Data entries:
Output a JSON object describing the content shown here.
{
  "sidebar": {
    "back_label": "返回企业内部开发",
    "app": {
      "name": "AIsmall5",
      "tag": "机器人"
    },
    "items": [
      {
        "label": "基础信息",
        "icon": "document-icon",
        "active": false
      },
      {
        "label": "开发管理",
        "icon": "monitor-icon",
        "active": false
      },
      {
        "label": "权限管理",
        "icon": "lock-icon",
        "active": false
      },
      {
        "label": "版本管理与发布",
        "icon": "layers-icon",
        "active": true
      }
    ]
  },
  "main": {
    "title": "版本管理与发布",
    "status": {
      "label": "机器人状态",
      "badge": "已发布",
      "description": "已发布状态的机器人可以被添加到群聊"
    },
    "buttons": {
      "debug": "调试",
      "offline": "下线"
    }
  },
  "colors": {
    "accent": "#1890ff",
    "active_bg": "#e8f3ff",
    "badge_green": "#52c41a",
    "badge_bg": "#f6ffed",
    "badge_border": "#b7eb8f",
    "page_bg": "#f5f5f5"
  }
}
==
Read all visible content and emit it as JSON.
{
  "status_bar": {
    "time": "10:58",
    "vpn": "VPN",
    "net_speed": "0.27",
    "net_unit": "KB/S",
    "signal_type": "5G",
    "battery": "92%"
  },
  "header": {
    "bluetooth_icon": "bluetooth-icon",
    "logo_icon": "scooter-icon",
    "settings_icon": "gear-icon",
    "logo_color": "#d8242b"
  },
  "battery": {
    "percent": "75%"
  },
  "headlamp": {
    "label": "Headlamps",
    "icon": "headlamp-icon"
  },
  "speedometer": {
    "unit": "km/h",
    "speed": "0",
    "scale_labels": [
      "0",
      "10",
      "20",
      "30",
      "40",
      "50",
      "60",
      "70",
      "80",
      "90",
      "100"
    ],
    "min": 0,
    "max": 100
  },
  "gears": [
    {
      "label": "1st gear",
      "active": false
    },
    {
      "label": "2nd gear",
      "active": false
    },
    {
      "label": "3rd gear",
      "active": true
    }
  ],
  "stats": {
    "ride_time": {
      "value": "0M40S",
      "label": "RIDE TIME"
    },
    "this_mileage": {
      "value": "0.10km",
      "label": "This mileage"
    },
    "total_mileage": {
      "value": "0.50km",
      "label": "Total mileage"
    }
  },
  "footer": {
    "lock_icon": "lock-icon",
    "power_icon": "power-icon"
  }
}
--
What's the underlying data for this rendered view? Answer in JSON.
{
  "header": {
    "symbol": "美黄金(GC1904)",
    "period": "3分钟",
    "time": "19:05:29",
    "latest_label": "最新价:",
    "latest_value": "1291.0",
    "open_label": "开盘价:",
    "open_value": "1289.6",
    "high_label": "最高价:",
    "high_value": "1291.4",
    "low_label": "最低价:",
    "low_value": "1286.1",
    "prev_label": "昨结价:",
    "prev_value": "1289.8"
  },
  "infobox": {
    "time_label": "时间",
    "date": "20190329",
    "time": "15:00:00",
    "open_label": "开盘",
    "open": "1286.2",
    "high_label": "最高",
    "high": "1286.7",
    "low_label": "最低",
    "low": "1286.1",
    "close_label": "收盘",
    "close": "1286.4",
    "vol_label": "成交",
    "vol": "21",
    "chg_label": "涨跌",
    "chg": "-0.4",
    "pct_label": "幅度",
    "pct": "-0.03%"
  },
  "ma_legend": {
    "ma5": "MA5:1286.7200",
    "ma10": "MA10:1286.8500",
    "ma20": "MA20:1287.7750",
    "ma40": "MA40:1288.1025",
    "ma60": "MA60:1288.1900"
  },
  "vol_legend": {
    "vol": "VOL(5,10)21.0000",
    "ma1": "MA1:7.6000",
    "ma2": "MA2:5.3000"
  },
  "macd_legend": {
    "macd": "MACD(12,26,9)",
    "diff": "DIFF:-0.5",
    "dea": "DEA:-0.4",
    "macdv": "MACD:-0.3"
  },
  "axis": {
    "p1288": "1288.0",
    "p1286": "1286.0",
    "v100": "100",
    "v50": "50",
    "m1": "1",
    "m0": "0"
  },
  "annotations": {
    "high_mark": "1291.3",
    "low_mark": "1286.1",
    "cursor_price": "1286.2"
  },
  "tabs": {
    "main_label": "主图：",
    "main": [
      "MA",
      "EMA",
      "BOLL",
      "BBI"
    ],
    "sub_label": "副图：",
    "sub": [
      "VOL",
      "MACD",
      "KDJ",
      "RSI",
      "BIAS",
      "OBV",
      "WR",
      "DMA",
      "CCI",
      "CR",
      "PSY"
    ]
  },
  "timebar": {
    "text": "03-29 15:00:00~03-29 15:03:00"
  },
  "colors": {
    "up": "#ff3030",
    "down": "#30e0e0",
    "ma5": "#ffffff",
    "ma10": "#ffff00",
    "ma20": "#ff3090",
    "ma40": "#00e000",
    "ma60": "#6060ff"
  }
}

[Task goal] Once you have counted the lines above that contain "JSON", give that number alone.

[Problem solution] 3